ON TUESDAY, May 5, a seminar about approaches to sustainable urban planning, including the concept of SymbioCity – Sustainability by Sweden, was held at the House of Sweden in Washington, D.C., under the title “Living Green – Sustainable Urban Planning and Green Buildings.”
AMONG THE Swedish and American experts who discussed this timely topic were Kristina Hill, associate professor and director of the Graduate Program in Landscape Architecture at University of Virginia School of Architecture; Erik Freudenthal, head of communications, GlashusEtt; Michelle Moore, senior vice president for policy and public affairs, U.S. Green Building Council; Elizabeth Heider, Senior vice president for preconstruction, Skanska; Thomas Almesj?, CEO, ChromoGenics; Gustav Hybbinette, CEO, Swedish Renewable Holdings; Claes Rickeby, CEO, Parans Solar Lighting; and Deputy Mayor of Stockholm Joakim Larsson and the City Manager of the City of Stockholm Irene Svenonius.
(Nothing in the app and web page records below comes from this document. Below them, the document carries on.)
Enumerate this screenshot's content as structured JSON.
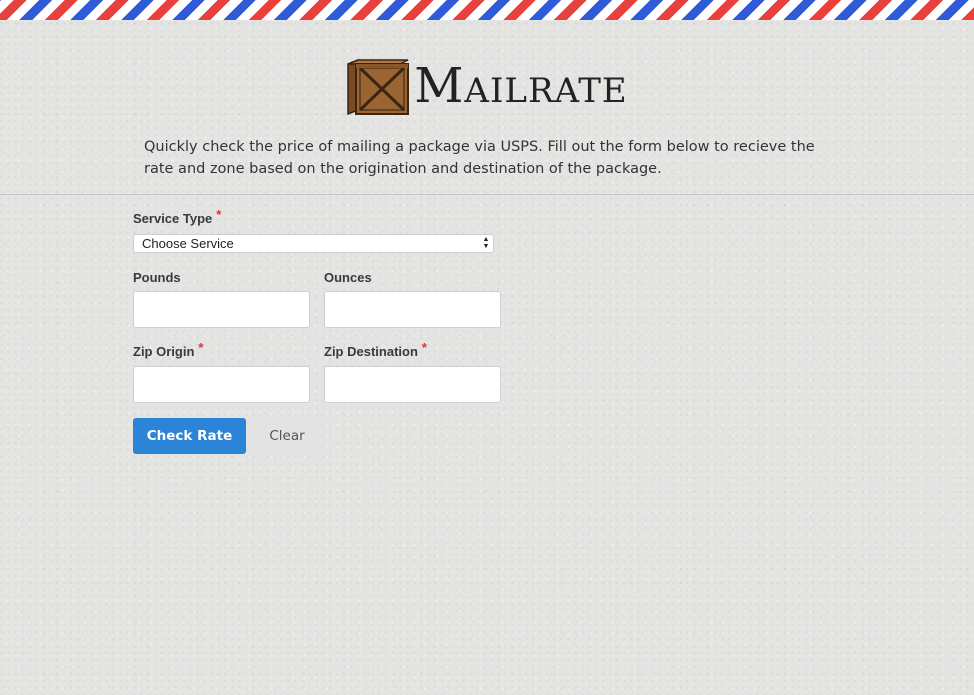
{
  "app": {
    "logo": {
      "big_letter": "M",
      "rest": "AILRATE"
    },
    "intro": "Quickly check the price of mailing a package via USPS. Fill out the form below to recieve the rate and zone based on the origination and destination of the package."
  },
  "form": {
    "service_type": {
      "label": "Service Type",
      "required_mark": "*",
      "selected": "Choose Service"
    },
    "pounds": {
      "label": "Pounds",
      "value": ""
    },
    "ounces": {
      "label": "Ounces",
      "value": ""
    },
    "zip_origin": {
      "label": "Zip Origin",
      "required_mark": "*",
      "value": ""
    },
    "zip_destination": {
      "label": "Zip Destination",
      "required_mark": "*",
      "value": ""
    },
    "check_rate_label": "Check Rate",
    "clear_label": "Clear"
  },
  "colors": {
    "accent": "#2c84d8",
    "required": "#e0322f",
    "stripe_red": "#e8413d",
    "stripe_blue": "#2f5bd8"
  },
  "icons": {
    "logo": "wooden-crate-icon",
    "select": "select-arrows-icon"
  }
}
AMONG THE TOPICS that were covered were “The Creation of Sustainable Cities,” “SymbioCity: Sustainability by Sweden, the Stockholm Example,” “A Green Building Strategy that Creates Jobs and Saves Energy and Money,” “Cutting Edge Sweden – Stockholm Seaport,” and “LEED Certification and Development of Green Buildings by Skanska.”
CONFERENCE PARTICIPANTS also learned about Hammarby Sj?stad, a new city district with emphasis on water and ecology, in Stockholm, and Stockholm Royal Seaport, an area located in the eastern part of the city, neighboring the Royal National City Park and the open waters of the Baltic Sea. This is the area where the new green city district, integrating 10,000 energy efficient dwellings for 25,000 people, will grow over the coming years.
Stockholm – the capital of Scandinavia?
THE SECOND PART of the seminar in the field “Green Building and Swedish Technologies” covered “Chromogenics, Energy efficient windows;” “Swedish Renewable Holdings, Alternative energy supply;” and “Parans, Alternative lighting technology.”
The Stockholm representatives – Mr. Larsson and Ms. Svenonius — were particularly proud that Stockholm’s environmental work has been acknowledged by the European Commission, which has named the city the European Green Capital in 2010. A lively discussion and a reception followed the seminar.
Partners of the event were The Swedish Trade Council, the U.S. Green Building Council, the City of Stockholm and Embassy of Sweden in Washington.
Conference on urban planning and green buildings at the House of Sweden in Washington, D.C.
Stockholm’s environmental work was acknowledged by the European Commission, which has named Stockholm the European Green Capital in 2010.